Sales by the state-controlled company totaled $1.6 billion for the first four months of 2021. At the height of the pandemic in April 2020, Alrosa’s sales were only $15.6 million. 

They rose to $357 million in March this year.

Alrosa, which competes with Anglo American unit De Beers, is gradually restoring its production after last year's 22 percent reduction. It plans to return to its usual annual output of 36-37 million carats within 2-3 years from 31-32 million carats in 2021.

Rough diamonds account for the bulk of Alrosa’s sales, although it polishes those of rare colors or of large size for sale in auctions.

“Our April sales were well supported by the successful results delivered by auctions of high-quality large rough, as well as by strong sales of polished diamonds,” Evgeny Agureev, its deputy chief executive, said in a statement.

A 100.94 carat stone called the Alrosa Spectacle — the largest polished diamond ever cut in Russia — will be auctioned by Christie’s in Geneva on Wednesday.


Japan steps up marketing push to win back Saudi tourists

Updated 26 min 27 sec ago

Japan steps up marketing push to win back Saudi tourists

  • The number of tourists from GCC countries who have visited Japan has doubled in the last five years

RIYADH: Prior to the onset of the coronavirus disease (COVID-19) pandemic, Japan had witnessed a surge in the number of tourists from Saudi Arabia, and the country’s tourism board is keen to revitalize this once international travel resumes on May 17.

According to the Japan National Tourism Organization (JNTO), a total of 11,152 Saudi tourists visited the East Asian country in 2019, a year-on-year surge of 50.6 percent.

However, due to global travel restrictions as a result of the pandemic, Tomoko Kikuchi, executive director of the JNTO’s Dubai Preparation Office, told Arab News the numbers declined rapidly last year.

“Unfortunately, because of the pandemic, the number decreased more than 90 percent in 2020. We do not expect it to recover soon, but we hope to return to 2019 levels at the soonest,” she said.

Tomoko Kikuchi

In a bid to revive interest from visitors in the region, the JNTO has put in place a strategy to raise visitor numbers to their pre-pandemic levels.

As part of its goal to attract 60 million international visitors per year by 2030, the JNTO announced in April that it is planning to establish a regional office in Dubai and to exhibit at the Arabian Travel Market, the Middle East’s largest tourism exhibition, which starts in Dubai on May 16.

The number of tourists from Gulf Cooperation Council (GCC) countries who have visited Japan has doubled in the last five years, reaching 28,222 in 2019.

With Saudi visitors making up nearly 40 percent of GCC visitors before the pandemic, the JNTO partnered with global travel and tourism sales and marketing firm AVIAREPS Middle East to promote Japan in the Saudi market.

“Many travelers from Saudi Arabia visit Tokyo and Kyoto to enjoy the unique cityscapes that fuse traditional and contemporary culture, to try Japanese food and to do some shopping, but there are many other attractive aspects to Japan.
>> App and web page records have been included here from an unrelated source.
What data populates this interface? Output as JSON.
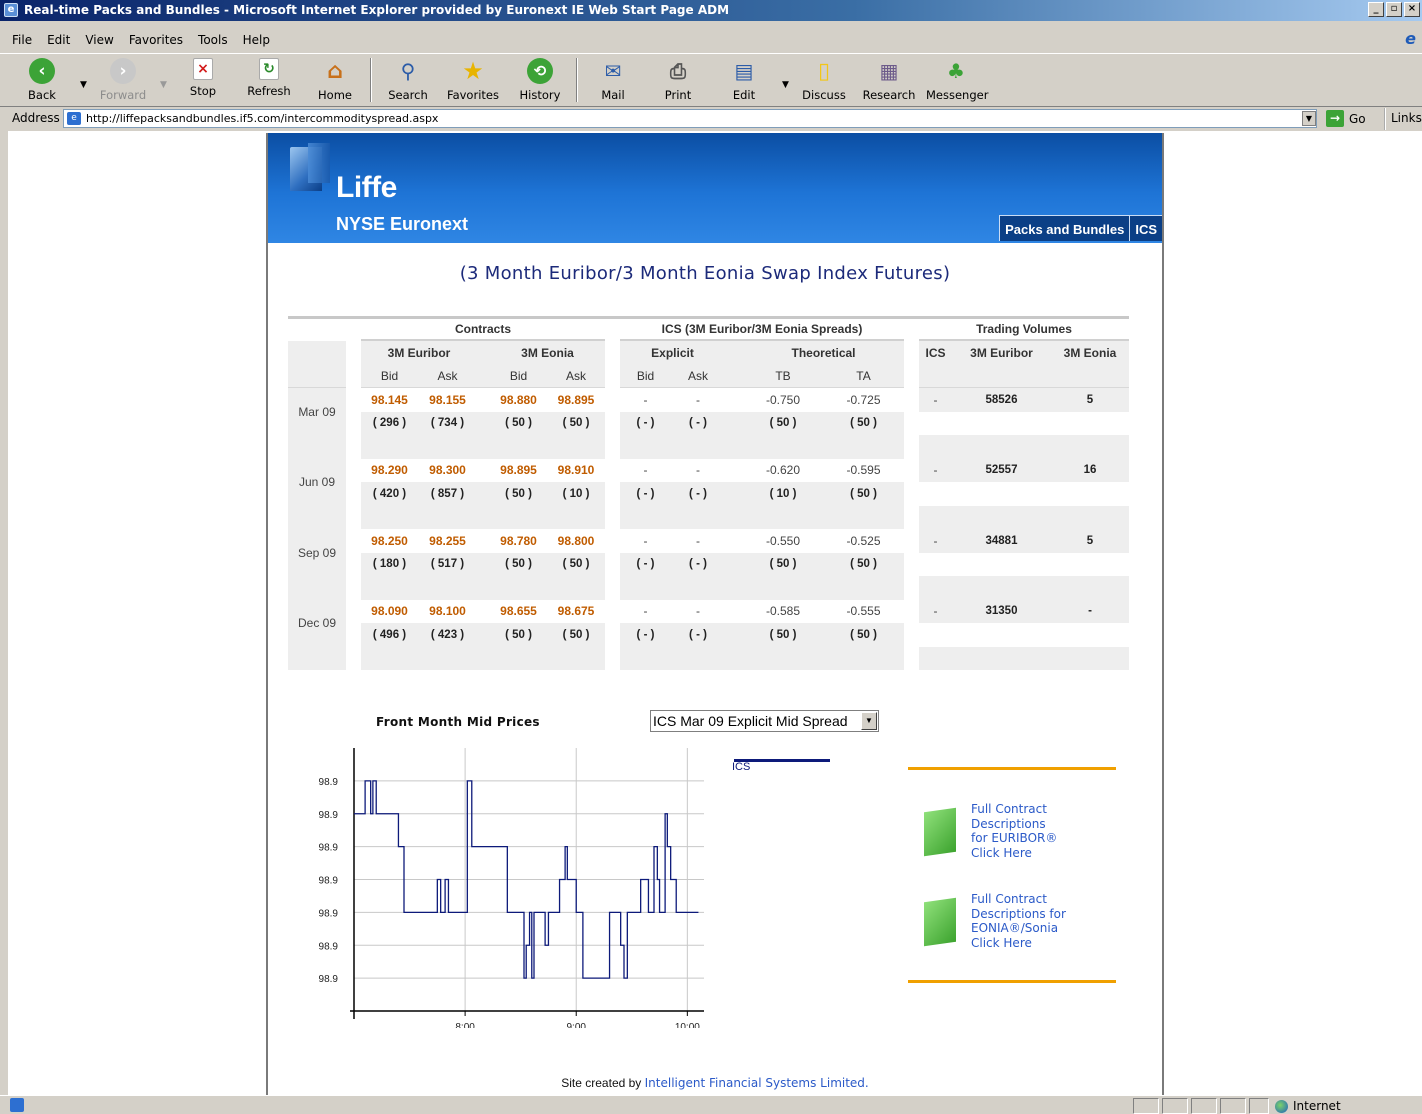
{
  "window": {
    "title": "Real-time Packs and Bundles - Microsoft Internet Explorer provided by Euronext IE Web Start Page ADM"
  },
  "menu": [
    "File",
    "Edit",
    "View",
    "Favorites",
    "Tools",
    "Help"
  ],
  "toolbar": {
    "back": "Back",
    "forward": "Forward",
    "stop": "Stop",
    "refresh": "Refresh",
    "home": "Home",
    "search": "Search",
    "favorites": "Favorites",
    "history": "History",
    "mail": "Mail",
    "print": "Print",
    "edit": "Edit",
    "discuss": "Discuss",
    "research": "Research",
    "messenger": "Messenger"
  },
  "address": {
    "label": "Address",
    "url": "http://liffepacksandbundles.if5.com/intercommodityspread.aspx",
    "go": "Go",
    "links": "Links"
  },
  "site": {
    "logo": "Liffe",
    "logo_sub": "NYSE Euronext",
    "nav": [
      "Packs and Bundles",
      "ICS"
    ],
    "title": "(3 Month Euribor/3 Month Eonia Swap Index Futures)"
  },
  "table": {
    "groups": {
      "contracts": "Contracts",
      "ics": "ICS (3M Euribor/3M Eonia Spreads)",
      "volumes": "Trading Volumes"
    },
    "sub": {
      "euribor": "3M Euribor",
      "eonia": "3M Eonia",
      "explicit": "Explicit",
      "theoretical": "Theoretical",
      "ics": "ICS",
      "vol_euribor": "3M Euribor",
      "vol_eonia": "3M Eonia"
    },
    "cols": {
      "bid": "Bid",
      "ask": "Ask",
      "tb": "TB",
      "ta": "TA"
    },
    "rows": [
      {
        "month": "Mar 09",
        "prices": [
          "98.145",
          "98.155",
          "98.880",
          "98.895"
        ],
        "qty": [
          "( 296 )",
          "( 734 )",
          "( 50 )",
          "( 50 )"
        ],
        "explicit": [
          "-",
          "-"
        ],
        "explicit_qty": [
          "( - )",
          "( - )"
        ],
        "theo": [
          "-0.750",
          "-0.725"
        ],
        "theo_qty": [
          "( 50 )",
          "( 50 )"
        ],
        "vol": [
          "-",
          "58526",
          "5"
        ]
      },
      {
        "month": "Jun 09",
        "prices": [
          "98.290",
          "98.300",
          "98.895",
          "98.910"
        ],
        "qty": [
          "( 420 )",
          "( 857 )",
          "( 50 )",
          "( 10 )"
        ],
        "explicit": [
          "-",
          "-"
        ],
        "explicit_qty": [
          "( - )",
          "( - )"
        ],
        "theo": [
          "-0.620",
          "-0.595"
        ],
        "theo_qty": [
          "( 10 )",
          "( 50 )"
        ],
        "vol": [
          "-",
          "52557",
          "16"
        ]
      },
      {
        "month": "Sep 09",
        "prices": [
          "98.250",
          "98.255",
          "98.780",
          "98.800"
        ],
        "qty": [
          "( 180 )",
          "( 517 )",
          "( 50 )",
          "( 50 )"
        ],
        "explicit": [
          "-",
          "-"
        ],
        "explicit_qty": [
          "( - )",
          "( - )"
        ],
        "theo": [
          "-0.550",
          "-0.525"
        ],
        "theo_qty": [
          "( 50 )",
          "( 50 )"
        ],
        "vol": [
          "-",
          "34881",
          "5"
        ]
      },
      {
        "month": "Dec 09",
        "prices": [
          "98.090",
          "98.100",
          "98.655",
          "98.675"
        ],
        "qty": [
          "( 496 )",
          "( 423 )",
          "( 50 )",
          "( 50 )"
        ],
        "explicit": [
          "-",
          "-"
        ],
        "explicit_qty": [
          "( - )",
          "( - )"
        ],
        "theo": [
          "-0.585",
          "-0.555"
        ],
        "theo_qty": [
          "( 50 )",
          "( 50 )"
        ],
        "vol": [
          "-",
          "31350",
          "-"
        ]
      }
    ]
  },
  "chart": {
    "heading": "Front Month Mid Prices",
    "selected": "ICS Mar 09 Explicit Mid Spread",
    "legend": "ICS",
    "color": "#0d1a7a"
  },
  "chart_data": {
    "type": "line",
    "yticks": [
      "98.9",
      "98.9",
      "98.9",
      "98.9",
      "98.9",
      "98.9",
      "98.9"
    ],
    "xticks": [
      "8:00",
      "9:00",
      "10:00"
    ],
    "series": [
      {
        "name": "ICS",
        "x": [
          7.0,
          7.08,
          7.1,
          7.12,
          7.15,
          7.17,
          7.2,
          7.25,
          7.3,
          7.35,
          7.4,
          7.45,
          7.5,
          7.55,
          7.62,
          7.7,
          7.75,
          7.78,
          7.82,
          7.85,
          7.88,
          7.95,
          8.0,
          8.02,
          8.06,
          8.1,
          8.15,
          8.2,
          8.3,
          8.38,
          8.42,
          8.47,
          8.5,
          8.53,
          8.55,
          8.58,
          8.6,
          8.62,
          8.67,
          8.72,
          8.75,
          8.8,
          8.85,
          8.9,
          8.92,
          9.0,
          9.02,
          9.06,
          9.1,
          9.15,
          9.2,
          9.25,
          9.3,
          9.35,
          9.4,
          9.43,
          9.46,
          9.5,
          9.52,
          9.55,
          9.58,
          9.62,
          9.65,
          9.7,
          9.73,
          9.75,
          9.8,
          9.82,
          9.85,
          9.9,
          9.95,
          10.0,
          10.05,
          10.1
        ],
        "y": [
          6,
          6,
          7,
          7,
          6,
          7,
          6,
          6,
          6,
          6,
          5,
          3,
          3,
          3,
          3,
          3,
          4,
          3,
          4,
          3,
          3,
          3,
          3,
          7,
          5,
          5,
          5,
          5,
          5,
          3,
          3,
          3,
          3,
          1,
          2,
          3,
          1,
          3,
          3,
          2,
          3,
          3,
          4,
          5,
          4,
          3,
          3,
          1,
          1,
          1,
          1,
          1,
          3,
          3,
          2,
          1,
          3,
          3,
          3,
          3,
          4,
          4,
          3,
          5,
          4,
          3,
          6,
          5,
          4,
          3,
          3,
          3,
          3,
          3
        ]
      }
    ],
    "ylim": [
      0,
      8
    ],
    "xlim": [
      7,
      10.15
    ],
    "grid": true,
    "legend": "top-right"
  },
  "sidebar": {
    "euribor_link": [
      "Full Contract",
      "Descriptions",
      "for EURIBOR®",
      "Click Here"
    ],
    "eonia_link": [
      "Full Contract",
      "Descriptions for",
      "EONIA®/Sonia",
      "Click Here"
    ]
  },
  "footer": {
    "prefix": "Site created by ",
    "link": "Intelligent Financial Systems Limited."
  },
  "status": {
    "zone": "Internet"
  }
}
Nature is abundant, and you can enjoy the beach in the summer and skiing in the winter. We would like to promote various Japanese tourist attractions in the Saudi market this year,” Kikuchi said.

“It is great to know that vaccinated Saudi citizens will be allowed to travel overseas from May 17. When the COVID-19 situation improves internationally and domestically in Japan, we would like to welcome tourists from Saudi Arabia,” she added.